There is an important component that often gets overlooked when analyzing the fundamental zombie preparedness of Japan. And that is the cultural, and I would argue, genetic, differences between eastern and western zombies. For those who are not familiar, allow me to introduce the kyonshi (殭屍), the Asian zombie. Claiming ancestry in China, the kyonshi (which terrified the sh*t out of me as a child) have several noteworthy characteristics that, I would argue, make them less competitive compared to their Western counterparts.

a priest having successfully sedated and captured kyonshi

Currently the only known way to quiet a zombie is to bash their brains in. This is a task that is as difficult as it is gruesome, and only slightly easier if aided by a shotgun. However, kyonshi  can be sedated by tactically placing a small scroll with buddhist inscriptions on the forehead (as pictured above). Also, (and this helps in assisting the first objective) kyonshi are legally blind. They detect human presence from the smell of our breath, making a cornered escape realistically possible by simply holding your breath.

Kyonshi are also known to have hardened joints, rendering their arms and legs inflexible. They mobilize their bodies by hopping, extending their arms in front of them to maintain balance. While this can serve as an initial disadvantage, it is worth pointing out that, over time, their joints are known to soften, allowing them to walk and in some cases even run.

the typical stance of a kyonshi

There is scientific literature that backs up the claim that Kyonshi hate mirrors and being pissed on. So as long as you have your vanity and stay hydrated you have several choices for defense, without resorting to shotguns and crowbars. Which leads me to my final point. Despite their obvious non-competitive traits, kyonshi should not be taken lightly. As Sun Tzu famously wrote in Art of War, “know thy enemy.” So store this information in an accessible location. It will undoubtedly serve you well as you seek survival.

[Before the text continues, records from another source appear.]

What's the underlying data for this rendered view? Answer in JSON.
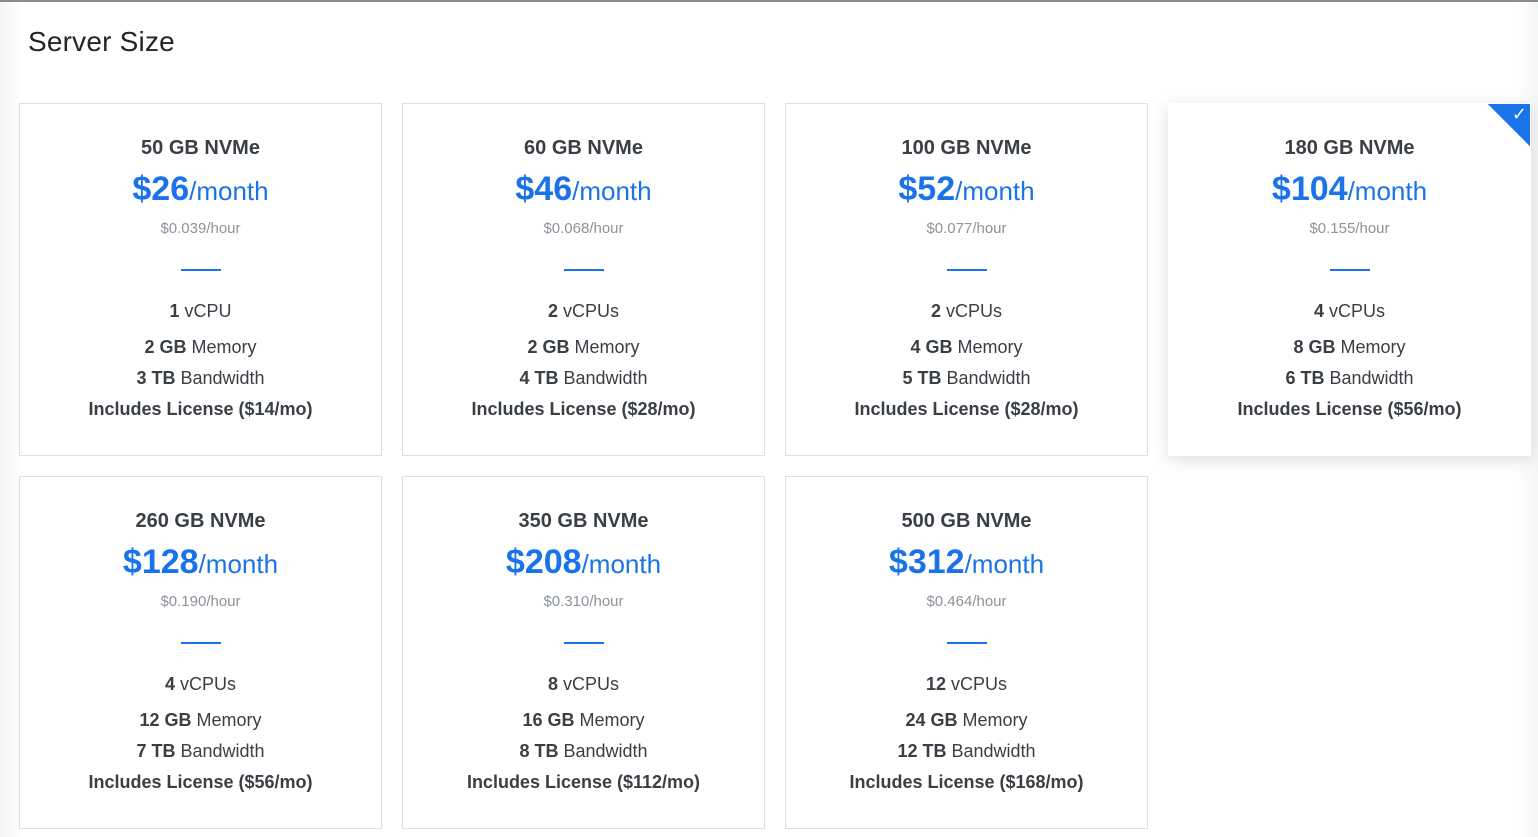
{
  "page": {
    "title": "Server Size"
  },
  "theme": {
    "accent": "#1a73e8",
    "muted": "#8c939a",
    "text": "#3a3f45"
  },
  "plans": [
    {
      "disk": "50 GB NVMe",
      "price": "$26",
      "unit": "/month",
      "hourly": "$0.039/hour",
      "cpu_num": "1",
      "cpu_label": "vCPU",
      "mem_num": "2 GB",
      "mem_label": "Memory",
      "bw_num": "3 TB",
      "bw_label": "Bandwidth",
      "license": "Includes License ($14/mo)",
      "selected": false
    },
    {
      "disk": "60 GB NVMe",
      "price": "$46",
      "unit": "/month",
      "hourly": "$0.068/hour",
      "cpu_num": "2",
      "cpu_label": "vCPUs",
      "mem_num": "2 GB",
      "mem_label": "Memory",
      "bw_num": "4 TB",
      "bw_label": "Bandwidth",
      "license": "Includes License ($28/mo)",
      "selected": false
    },
    {
      "disk": "100 GB NVMe",
      "price": "$52",
      "unit": "/month",
      "hourly": "$0.077/hour",
      "cpu_num": "2",
      "cpu_label": "vCPUs",
      "mem_num": "4 GB",
      "mem_label": "Memory",
      "bw_num": "5 TB",
      "bw_label": "Bandwidth",
      "license": "Includes License ($28/mo)",
      "selected": false
    },
    {
      "disk": "180 GB NVMe",
      "price": "$104",
      "unit": "/month",
      "hourly": "$0.155/hour",
      "cpu_num": "4",
      "cpu_label": "vCPUs",
      "mem_num": "8 GB",
      "mem_label": "Memory",
      "bw_num": "6 TB",
      "bw_label": "Bandwidth",
      "license": "Includes License ($56/mo)",
      "selected": true,
      "check_icon": "checkmark-icon"
    },
    {
      "disk": "260 GB NVMe",
      "price": "$128",
      "unit": "/month",
      "hourly": "$0.190/hour",
      "cpu_num": "4",
      "cpu_label": "vCPUs",
      "mem_num": "12 GB",
      "mem_label": "Memory",
      "bw_num": "7 TB",
      "bw_label": "Bandwidth",
      "license": "Includes License ($56/mo)",
      "selected": false
    },
    {
      "disk": "350 GB NVMe",
      "price": "$208",
      "unit": "/month",
      "hourly": "$0.310/hour",
      "cpu_num": "8",
      "cpu_label": "vCPUs",
      "mem_num": "16 GB",
      "mem_label": "Memory",
      "bw_num": "8 TB",
      "bw_label": "Bandwidth",
      "license": "Includes License ($112/mo)",
      "selected": false
    },
    {
      "disk": "500 GB NVMe",
      "price": "$312",
      "unit": "/month",
      "hourly": "$0.464/hour",
      "cpu_num": "12",
      "cpu_label": "vCPUs",
      "mem_num": "24 GB",
      "mem_label": "Memory",
      "bw_num": "12 TB",
      "bw_label": "Bandwidth",
      "license": "Includes License ($168/mo)",
      "selected": false
    }
  ]
}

Have a happy halloween

(Note: Although Spoon & Tamago considers the above information to be accurate and correct, it should not be relied upon as a sole means for evaluating personal zombie preparedness plans.  Evolution and/or mutation of the zombie virus will always be a variable in said situations. Spoon & Tamago cannot be held liable for any of the said tactics proving ineffective or unimplementable.)

October 23, 2011   1 Comment

Heat Pad Pencil by Chihiro Konno and Kenjo Ohashi

Talk about being resourceful! Crafted from bamboo, this pencil comes with a small recycled sachet designed to receive its shavings, after it has been sharpened. When the sachet is sealed, it becomes a heat pad thanks to the composting process of the bamboo.

Professor Hirakazu Seki of Kanazawa University has shown that bamboo shavings generate temperatures of up to 50°C (JP) during fermentation. Based on his findings, two young Japanese designers - Tokyo-based Kenjo Ohashi and London-based Chihiro Konno (previously) – have collaborated to create the Heat Pad Pencil. Simply place the shavings in the sachet and seal to initiate the fermentation process. Not only does it serve is a source of warmth but once the heat has dissipated the shavings have been converted to fully biodegradable compost.

The Heat Pad Pencil was a finalist in the Prix Emile Hermes award. Now in it’s second year, the award is offered primarily to young, up-and-coming designers. Sponsored by the Hermes Foundation, each year a specific theme is provided as a starting point. This year it’s “Heat, Me-Heat, Re-Heat.”

source: @masakawa

October 23, 2011   Comments Off